Assigned task
Return every line of the records that includes the string "scene".

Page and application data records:
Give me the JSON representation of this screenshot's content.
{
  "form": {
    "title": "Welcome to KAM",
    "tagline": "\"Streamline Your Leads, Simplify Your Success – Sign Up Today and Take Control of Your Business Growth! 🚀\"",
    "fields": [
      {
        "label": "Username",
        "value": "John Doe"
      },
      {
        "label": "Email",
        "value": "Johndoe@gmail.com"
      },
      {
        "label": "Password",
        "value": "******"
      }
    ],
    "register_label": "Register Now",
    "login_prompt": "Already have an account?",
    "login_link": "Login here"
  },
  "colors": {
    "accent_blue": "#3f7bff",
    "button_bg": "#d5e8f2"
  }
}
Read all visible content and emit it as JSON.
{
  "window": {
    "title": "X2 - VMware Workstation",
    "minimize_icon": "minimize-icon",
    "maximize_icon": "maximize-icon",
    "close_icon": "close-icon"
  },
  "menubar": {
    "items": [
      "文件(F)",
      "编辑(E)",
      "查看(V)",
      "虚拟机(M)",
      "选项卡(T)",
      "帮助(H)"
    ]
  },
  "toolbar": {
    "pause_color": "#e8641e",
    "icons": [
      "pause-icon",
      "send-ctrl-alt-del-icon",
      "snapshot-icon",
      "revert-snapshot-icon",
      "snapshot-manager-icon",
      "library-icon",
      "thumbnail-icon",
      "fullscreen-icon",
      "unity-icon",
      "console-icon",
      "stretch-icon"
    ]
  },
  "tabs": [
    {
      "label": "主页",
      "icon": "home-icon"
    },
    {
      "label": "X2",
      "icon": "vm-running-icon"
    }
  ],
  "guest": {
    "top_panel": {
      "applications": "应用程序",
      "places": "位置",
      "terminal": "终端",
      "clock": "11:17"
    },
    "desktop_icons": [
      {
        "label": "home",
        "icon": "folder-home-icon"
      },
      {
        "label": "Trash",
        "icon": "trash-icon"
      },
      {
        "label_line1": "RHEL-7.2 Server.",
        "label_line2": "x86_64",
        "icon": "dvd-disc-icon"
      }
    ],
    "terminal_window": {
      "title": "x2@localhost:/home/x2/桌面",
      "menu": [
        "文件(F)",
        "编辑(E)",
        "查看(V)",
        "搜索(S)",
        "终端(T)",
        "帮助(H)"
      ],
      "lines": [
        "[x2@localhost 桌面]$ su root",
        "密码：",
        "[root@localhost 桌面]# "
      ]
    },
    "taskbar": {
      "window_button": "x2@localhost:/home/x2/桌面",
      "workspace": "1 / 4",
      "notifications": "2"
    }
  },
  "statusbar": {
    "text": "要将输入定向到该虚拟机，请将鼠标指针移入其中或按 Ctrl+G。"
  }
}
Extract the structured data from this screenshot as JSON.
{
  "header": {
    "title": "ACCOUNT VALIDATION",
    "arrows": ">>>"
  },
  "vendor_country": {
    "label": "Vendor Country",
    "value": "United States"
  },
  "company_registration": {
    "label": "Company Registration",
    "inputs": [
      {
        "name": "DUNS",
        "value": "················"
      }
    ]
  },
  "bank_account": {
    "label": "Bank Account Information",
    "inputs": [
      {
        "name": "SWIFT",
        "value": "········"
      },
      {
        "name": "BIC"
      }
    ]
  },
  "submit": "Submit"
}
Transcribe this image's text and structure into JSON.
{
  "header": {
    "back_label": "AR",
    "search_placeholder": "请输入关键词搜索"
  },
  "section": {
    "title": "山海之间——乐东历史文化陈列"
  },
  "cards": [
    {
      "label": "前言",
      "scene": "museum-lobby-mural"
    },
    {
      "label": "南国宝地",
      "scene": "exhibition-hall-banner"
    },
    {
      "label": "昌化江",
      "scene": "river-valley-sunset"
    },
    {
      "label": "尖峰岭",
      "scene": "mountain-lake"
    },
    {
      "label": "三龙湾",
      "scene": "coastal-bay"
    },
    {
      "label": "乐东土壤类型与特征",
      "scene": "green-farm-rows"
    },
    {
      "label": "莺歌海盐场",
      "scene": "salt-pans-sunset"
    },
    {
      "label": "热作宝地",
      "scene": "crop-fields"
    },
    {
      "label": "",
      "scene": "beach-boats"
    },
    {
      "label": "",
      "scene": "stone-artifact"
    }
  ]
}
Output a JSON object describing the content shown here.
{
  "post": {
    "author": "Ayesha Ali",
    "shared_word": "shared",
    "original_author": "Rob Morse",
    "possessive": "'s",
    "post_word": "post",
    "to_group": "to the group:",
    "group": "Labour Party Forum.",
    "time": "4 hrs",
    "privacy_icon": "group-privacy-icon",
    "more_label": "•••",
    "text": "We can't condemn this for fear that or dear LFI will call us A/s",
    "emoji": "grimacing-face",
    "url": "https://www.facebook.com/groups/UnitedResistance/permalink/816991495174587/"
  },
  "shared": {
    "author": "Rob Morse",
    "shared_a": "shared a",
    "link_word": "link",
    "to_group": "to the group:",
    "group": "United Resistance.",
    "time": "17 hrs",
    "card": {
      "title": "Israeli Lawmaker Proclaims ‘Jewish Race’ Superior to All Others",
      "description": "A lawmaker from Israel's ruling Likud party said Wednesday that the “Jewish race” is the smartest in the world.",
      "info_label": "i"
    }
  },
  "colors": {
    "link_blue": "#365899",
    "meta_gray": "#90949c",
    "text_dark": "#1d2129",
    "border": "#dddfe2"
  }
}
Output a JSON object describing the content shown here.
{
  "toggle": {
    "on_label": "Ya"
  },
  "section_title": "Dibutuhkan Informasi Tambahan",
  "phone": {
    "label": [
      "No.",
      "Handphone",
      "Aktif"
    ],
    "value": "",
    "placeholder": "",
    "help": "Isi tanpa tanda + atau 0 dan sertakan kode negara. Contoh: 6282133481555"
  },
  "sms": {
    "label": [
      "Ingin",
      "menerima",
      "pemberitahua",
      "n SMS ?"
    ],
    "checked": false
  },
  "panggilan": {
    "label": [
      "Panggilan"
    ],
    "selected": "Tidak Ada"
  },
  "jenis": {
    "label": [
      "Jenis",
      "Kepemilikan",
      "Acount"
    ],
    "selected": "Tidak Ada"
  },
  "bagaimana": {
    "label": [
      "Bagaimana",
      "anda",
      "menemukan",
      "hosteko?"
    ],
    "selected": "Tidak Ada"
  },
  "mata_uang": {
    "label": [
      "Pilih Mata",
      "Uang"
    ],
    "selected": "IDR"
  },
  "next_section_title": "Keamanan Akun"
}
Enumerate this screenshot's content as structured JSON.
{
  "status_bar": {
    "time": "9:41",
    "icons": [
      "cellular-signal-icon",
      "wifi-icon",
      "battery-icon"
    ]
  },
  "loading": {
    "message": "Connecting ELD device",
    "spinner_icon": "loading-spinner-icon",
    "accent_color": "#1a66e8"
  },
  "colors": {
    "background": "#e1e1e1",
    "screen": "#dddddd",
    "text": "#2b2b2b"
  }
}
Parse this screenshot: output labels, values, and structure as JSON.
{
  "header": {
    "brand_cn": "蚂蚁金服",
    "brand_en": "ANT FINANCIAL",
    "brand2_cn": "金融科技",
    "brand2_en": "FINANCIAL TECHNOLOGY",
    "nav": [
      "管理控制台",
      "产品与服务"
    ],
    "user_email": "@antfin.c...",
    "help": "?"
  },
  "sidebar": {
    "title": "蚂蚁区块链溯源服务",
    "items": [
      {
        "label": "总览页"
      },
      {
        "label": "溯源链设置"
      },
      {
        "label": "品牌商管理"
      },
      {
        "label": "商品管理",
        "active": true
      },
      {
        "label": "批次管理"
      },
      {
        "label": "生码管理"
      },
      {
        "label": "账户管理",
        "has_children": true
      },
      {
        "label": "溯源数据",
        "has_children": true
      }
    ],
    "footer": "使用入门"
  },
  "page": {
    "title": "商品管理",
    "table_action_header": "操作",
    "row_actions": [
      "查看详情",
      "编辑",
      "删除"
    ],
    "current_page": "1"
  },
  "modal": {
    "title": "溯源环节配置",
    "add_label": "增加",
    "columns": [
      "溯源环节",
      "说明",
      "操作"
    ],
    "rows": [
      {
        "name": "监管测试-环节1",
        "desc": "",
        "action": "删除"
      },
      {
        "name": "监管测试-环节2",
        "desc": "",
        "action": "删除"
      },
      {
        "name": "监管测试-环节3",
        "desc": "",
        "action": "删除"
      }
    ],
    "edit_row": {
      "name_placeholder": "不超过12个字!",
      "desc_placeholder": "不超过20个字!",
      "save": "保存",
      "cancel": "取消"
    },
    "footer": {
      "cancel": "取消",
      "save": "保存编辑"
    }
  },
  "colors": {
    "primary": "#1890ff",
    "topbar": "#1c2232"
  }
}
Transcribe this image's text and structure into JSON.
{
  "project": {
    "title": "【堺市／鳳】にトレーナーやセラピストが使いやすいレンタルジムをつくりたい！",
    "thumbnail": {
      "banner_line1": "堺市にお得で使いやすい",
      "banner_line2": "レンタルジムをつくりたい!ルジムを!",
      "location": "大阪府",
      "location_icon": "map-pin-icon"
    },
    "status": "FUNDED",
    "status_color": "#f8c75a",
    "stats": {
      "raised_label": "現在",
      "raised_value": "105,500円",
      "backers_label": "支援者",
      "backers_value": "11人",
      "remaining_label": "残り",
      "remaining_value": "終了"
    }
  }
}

Response to the exercise
      "scene": "museum-lobby-mural"
      "scene": "exhibition-hall-banner"
      "scene": "river-valley-sunset"
      "scene": "mountain-lake"
      "scene": "coastal-bay"
      "scene": "green-farm-rows"
      "scene": "salt-pans-sunset"
      "scene": "crop-fields"
      "scene": "beach-boats"
      "scene": "stone-artifact"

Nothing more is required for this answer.